Household incomes rise but more work neededFinance Social Development and Employment
Figures released today by Stats NZ show there was strong growth in median household incomes in 2020, before surveying was halted due to COVID-19.
Stats NZ found the median annual household income rose 6.9 percent to $75,024 in the year to June 2020 compared with a year earlier. The survey used to generate these statistics finished in late March 2020 because of the pandemic.
“Increases from wages and salaries (up 4.4 percent) and other government benefits (up 6.3 percent) contributed to the overall increase in incomes,” Grant Robertson said.
“Since coming to power this Government has focused on raising incomes, particularly for those on low to middle incomes, through a strong economy, the Families Package, increases in the minimum wage and supporting more people into work.
“Our plan is to keep New Zealand safe from COVID-19, accelerate the recovery and rebuild, and address key issues like climate change, housing affordability and child poverty. Today’s figures show a significant reduction in material hardship, however they also show that more work is required on housing and inequality,” Grant Robertson said.

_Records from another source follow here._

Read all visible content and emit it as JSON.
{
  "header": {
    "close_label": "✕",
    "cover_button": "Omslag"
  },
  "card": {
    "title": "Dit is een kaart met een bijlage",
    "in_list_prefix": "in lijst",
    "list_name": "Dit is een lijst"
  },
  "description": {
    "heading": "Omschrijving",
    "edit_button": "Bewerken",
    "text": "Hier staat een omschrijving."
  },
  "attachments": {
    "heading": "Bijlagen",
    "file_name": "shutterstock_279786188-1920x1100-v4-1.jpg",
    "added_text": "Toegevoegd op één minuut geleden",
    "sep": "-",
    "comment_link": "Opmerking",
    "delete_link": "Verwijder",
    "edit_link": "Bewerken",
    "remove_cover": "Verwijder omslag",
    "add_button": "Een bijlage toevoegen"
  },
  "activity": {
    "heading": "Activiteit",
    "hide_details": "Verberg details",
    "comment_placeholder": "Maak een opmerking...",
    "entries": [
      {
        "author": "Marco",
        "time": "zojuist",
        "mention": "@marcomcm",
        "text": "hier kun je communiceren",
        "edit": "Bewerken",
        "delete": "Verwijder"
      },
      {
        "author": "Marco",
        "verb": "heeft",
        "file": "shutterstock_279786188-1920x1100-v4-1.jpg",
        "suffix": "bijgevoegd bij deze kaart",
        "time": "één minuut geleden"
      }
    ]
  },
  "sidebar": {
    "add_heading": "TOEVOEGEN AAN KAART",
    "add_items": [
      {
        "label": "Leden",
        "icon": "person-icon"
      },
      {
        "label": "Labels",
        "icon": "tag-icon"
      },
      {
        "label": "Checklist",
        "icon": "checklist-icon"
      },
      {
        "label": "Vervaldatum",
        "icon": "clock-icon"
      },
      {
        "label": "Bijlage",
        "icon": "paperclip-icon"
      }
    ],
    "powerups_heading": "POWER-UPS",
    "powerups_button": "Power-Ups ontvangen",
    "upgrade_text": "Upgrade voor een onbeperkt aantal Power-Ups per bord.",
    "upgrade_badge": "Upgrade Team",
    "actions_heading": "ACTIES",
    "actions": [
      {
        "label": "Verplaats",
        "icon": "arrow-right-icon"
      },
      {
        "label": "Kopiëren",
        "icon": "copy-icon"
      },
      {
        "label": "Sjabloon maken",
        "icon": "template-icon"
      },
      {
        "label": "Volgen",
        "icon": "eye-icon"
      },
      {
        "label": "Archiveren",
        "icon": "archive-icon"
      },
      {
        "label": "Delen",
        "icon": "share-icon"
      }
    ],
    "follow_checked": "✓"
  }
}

Today’s report also showed that average annual housing costs increased 3.8 percent to $17,980 over the same period.
“Our priorities remain on lifting households on low to middle incomes,” Carmel Sepuloni said.
“While the statistics released today are encouraging, we know we have more work to do.
“We have taken steps to support people into employment as well as upskill and train. Initiatives such as Mana in Mahi, He Poutama Rangatahi and the Apprenticeship Boost Initiative are helping move people into employment and off income support.
“We have also worked to provide New Zealand’s most vulnerable with additional support, including raising main benefit levels by $25 per week, indexing main benefits to growth in the average wage, raising the minimum wage, expanding the Flexi-wage scheme to create more jobs, and today we announced the largest increase in benefit abatement levels in over two decades.
“We are progressing the recommendations of the Welfare Expert Advisory Group as well as our manifesto commitments, and remain committed to ensuring all New Zealanders in need are able to have an adequate income, are treated with respect and dignity and are able to participate meaningfully in their communities,” Carmel Sepuloni said.